* _EXERCISE_: Skip the pictures and return every entry exactly as written.

* _INPUT DATA_:
------------------------

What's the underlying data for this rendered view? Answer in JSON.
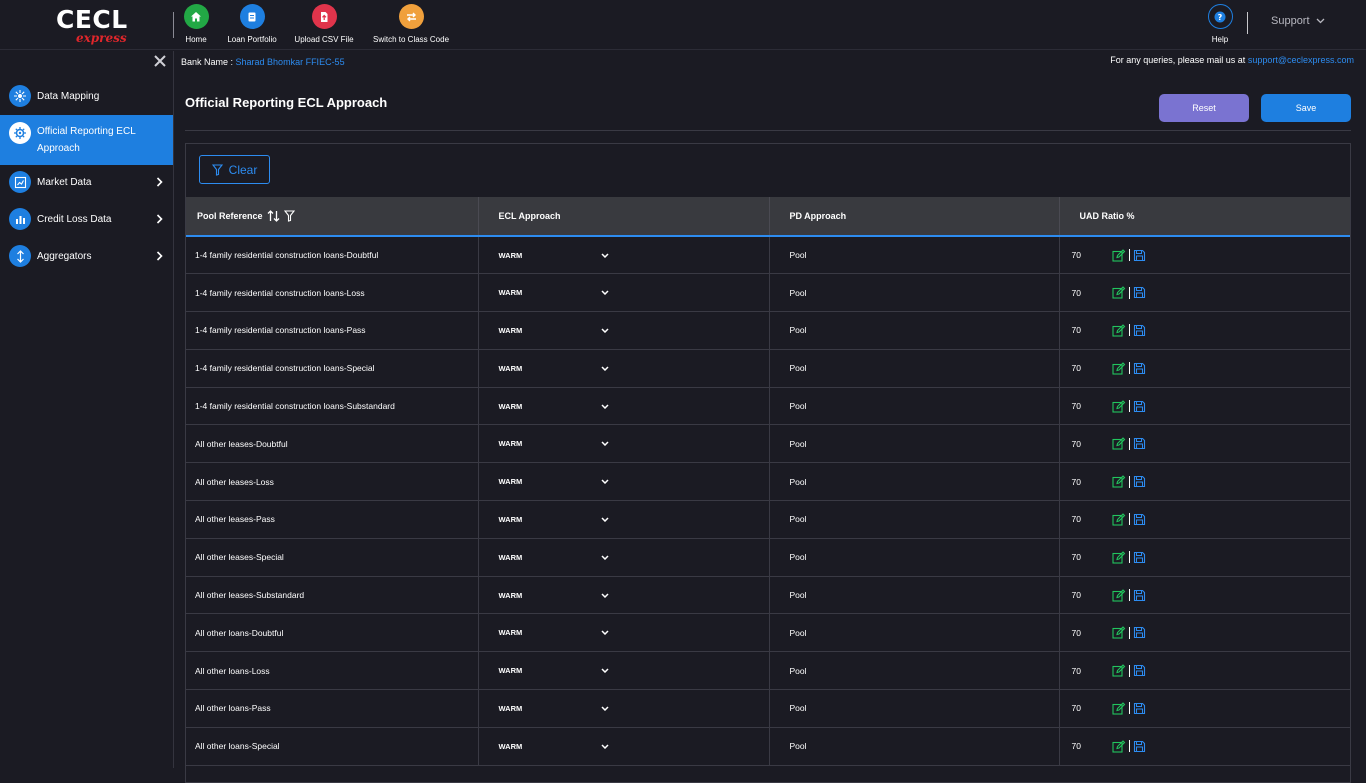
{
  "header": {
    "logo_main": "CECL",
    "logo_sub": "express",
    "nav": [
      {
        "label": "Home",
        "icon": "home-icon",
        "color": "#22a845"
      },
      {
        "label": "Loan Portfolio",
        "icon": "portfolio-icon",
        "color": "#1e7fe0"
      },
      {
        "label": "Upload CSV File",
        "icon": "upload-file-icon",
        "color": "#e0344b"
      },
      {
        "label": "Switch to Class Code",
        "icon": "switch-icon",
        "color": "#f0a03c"
      }
    ],
    "help_label": "Help",
    "support_label": "Support"
  },
  "sidebar": {
    "items": [
      {
        "label": "Data Mapping",
        "icon": "data-mapping-icon",
        "has_children": false,
        "active": false
      },
      {
        "label": "Official Reporting ECL Approach",
        "icon": "settings-icon",
        "has_children": false,
        "active": true
      },
      {
        "label": "Market Data",
        "icon": "market-data-icon",
        "has_children": true,
        "active": false
      },
      {
        "label": "Credit Loss Data",
        "icon": "credit-loss-icon",
        "has_children": true,
        "active": false
      },
      {
        "label": "Aggregators",
        "icon": "aggregators-icon",
        "has_children": true,
        "active": false
      }
    ]
  },
  "main": {
    "bank_label": "Bank Name : ",
    "bank_value": "Sharad Bhomkar FFIEC-55",
    "query_label": "For any queries, please mail us at ",
    "query_email": "support@ceclexpress.com",
    "title": "Official Reporting ECL Approach",
    "reset_label": "Reset",
    "save_label": "Save",
    "clear_label": "Clear",
    "table": {
      "columns": [
        "Pool Reference",
        "ECL Approach",
        "PD Approach",
        "UAD Ratio %"
      ],
      "rows": [
        {
          "pool": "1-4 family residential construction loans-Doubtful",
          "ecl": "WARM",
          "pd": "Pool",
          "uad": "70"
        },
        {
          "pool": "1-4 family residential construction loans-Loss",
          "ecl": "WARM",
          "pd": "Pool",
          "uad": "70"
        },
        {
          "pool": "1-4 family residential construction loans-Pass",
          "ecl": "WARM",
          "pd": "Pool",
          "uad": "70"
        },
        {
          "pool": "1-4 family residential construction loans-Special",
          "ecl": "WARM",
          "pd": "Pool",
          "uad": "70"
        },
        {
          "pool": "1-4 family residential construction loans-Substandard",
          "ecl": "WARM",
          "pd": "Pool",
          "uad": "70"
        },
        {
          "pool": "All other leases-Doubtful",
          "ecl": "WARM",
          "pd": "Pool",
          "uad": "70"
        },
        {
          "pool": "All other leases-Loss",
          "ecl": "WARM",
          "pd": "Pool",
          "uad": "70"
        },
        {
          "pool": "All other leases-Pass",
          "ecl": "WARM",
          "pd": "Pool",
          "uad": "70"
        },
        {
          "pool": "All other leases-Special",
          "ecl": "WARM",
          "pd": "Pool",
          "uad": "70"
        },
        {
          "pool": "All other leases-Substandard",
          "ecl": "WARM",
          "pd": "Pool",
          "uad": "70"
        },
        {
          "pool": "All other loans-Doubtful",
          "ecl": "WARM",
          "pd": "Pool",
          "uad": "70"
        },
        {
          "pool": "All other loans-Loss",
          "ecl": "WARM",
          "pd": "Pool",
          "uad": "70"
        },
        {
          "pool": "All other loans-Pass",
          "ecl": "WARM",
          "pd": "Pool",
          "uad": "70"
        },
        {
          "pool": "All other loans-Special",
          "ecl": "WARM",
          "pd": "Pool",
          "uad": "70"
        }
      ]
    }
  },
  "colors": {
    "accent": "#1e7fe0",
    "edit_icon": "#22c55e",
    "save_icon": "#2d8cf0",
    "reset_button": "#7a73d1"
  }
}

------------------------

* _RESPONSE TO THE EXERCISE_:
What's the underlying data for this rendered view? Answer in JSON.
{
  "header": {
    "logo_main": "CECL",
    "logo_sub": "express",
    "nav": [
      {
        "label": "Home",
        "icon": "home-icon",
        "color": "#22a845"
      },
      {
        "label": "Loan Portfolio",
        "icon": "portfolio-icon",
        "color": "#1e7fe0"
      },
      {
        "label": "Upload CSV File",
        "icon": "upload-file-icon",
        "color": "#e0344b"
      },
      {
        "label": "Switch to Class Code",
        "icon": "switch-icon",
        "color": "#f0a03c"
      }
    ],
    "help_label": "Help",
    "support_label": "Support"
  },
  "sidebar": {
    "items": [
      {
        "label": "Data Mapping",
        "icon": "data-mapping-icon",
        "has_children": false,
        "active": false
      },
      {
        "label": "Official Reporting ECL Approach",
        "icon": "settings-icon",
        "has_children": false,
        "active": true
      },
      {
        "label": "Market Data",
        "icon": "market-data-icon",
        "has_children": true,
        "active": false
      },
      {
        "label": "Credit Loss Data",
        "icon": "credit-loss-icon",
        "has_children": true,
        "active": false
      },
      {
        "label": "Aggregators",
        "icon": "aggregators-icon",
        "has_children": true,
        "active": false
      }
    ]
  },
  "main": {
    "bank_label": "Bank Name : ",
    "bank_value": "Sharad Bhomkar FFIEC-55",
    "query_label": "For any queries, please mail us at ",
    "query_email": "support@ceclexpress.com",
    "title": "Official Reporting ECL Approach",
    "reset_label": "Reset",
    "save_label": "Save",
    "clear_label": "Clear",
    "table": {
      "columns": [
        "Pool Reference",
        "ECL Approach",
        "PD Approach",
        "UAD Ratio %"
      ],
      "rows": [
        {
          "pool": "1-4 family residential construction loans-Doubtful",
          "ecl": "WARM",
          "pd": "Pool",
          "uad": "70"
        },
        {
          "pool": "1-4 family residential construction loans-Loss",
          "ecl": "WARM",
          "pd": "Pool",
          "uad": "70"
        },
        {
          "pool": "1-4 family residential construction loans-Pass",
          "ecl": "WARM",
          "pd": "Pool",
          "uad": "70"
        },
        {
          "pool": "1-4 family residential construction loans-Special",
          "ecl": "WARM",
          "pd": "Pool",
          "uad": "70"
        },
        {
          "pool": "1-4 family residential construction loans-Substandard",
          "ecl": "WARM",
          "pd": "Pool",
          "uad": "70"
        },
        {
          "pool": "All other leases-Doubtful",
          "ecl": "WARM",
          "pd": "Pool",
          "uad": "70"
        },
        {
          "pool": "All other leases-Loss",
          "ecl": "WARM",
          "pd": "Pool",
          "uad": "70"
        },
        {
          "pool": "All other leases-Pass",
          "ecl": "WARM",
          "pd": "Pool",
          "uad": "70"
        },
        {
          "pool": "All other leases-Special",
          "ecl": "WARM",
          "pd": "Pool",
          "uad": "70"
        },
        {
          "pool": "All other leases-Substandard",
          "ecl": "WARM",
          "pd": "Pool",
          "uad": "70"
        },
        {
          "pool": "All other loans-Doubtful",
          "ecl": "WARM",
          "pd": "Pool",
          "uad": "70"
        },
        {
          "pool": "All other loans-Loss",
          "ecl": "WARM",
          "pd": "Pool",
          "uad": "70"
        },
        {
          "pool": "All other loans-Pass",
          "ecl": "WARM",
          "pd": "Pool",
          "uad": "70"
        },
        {
          "pool": "All other loans-Special",
          "ecl": "WARM",
          "pd": "Pool",
          "uad": "70"
        }
      ]
    }
  },
  "colors": {
    "accent": "#1e7fe0",
    "edit_icon": "#22c55e",
    "save_icon": "#2d8cf0",
    "reset_button": "#7a73d1"
  }
}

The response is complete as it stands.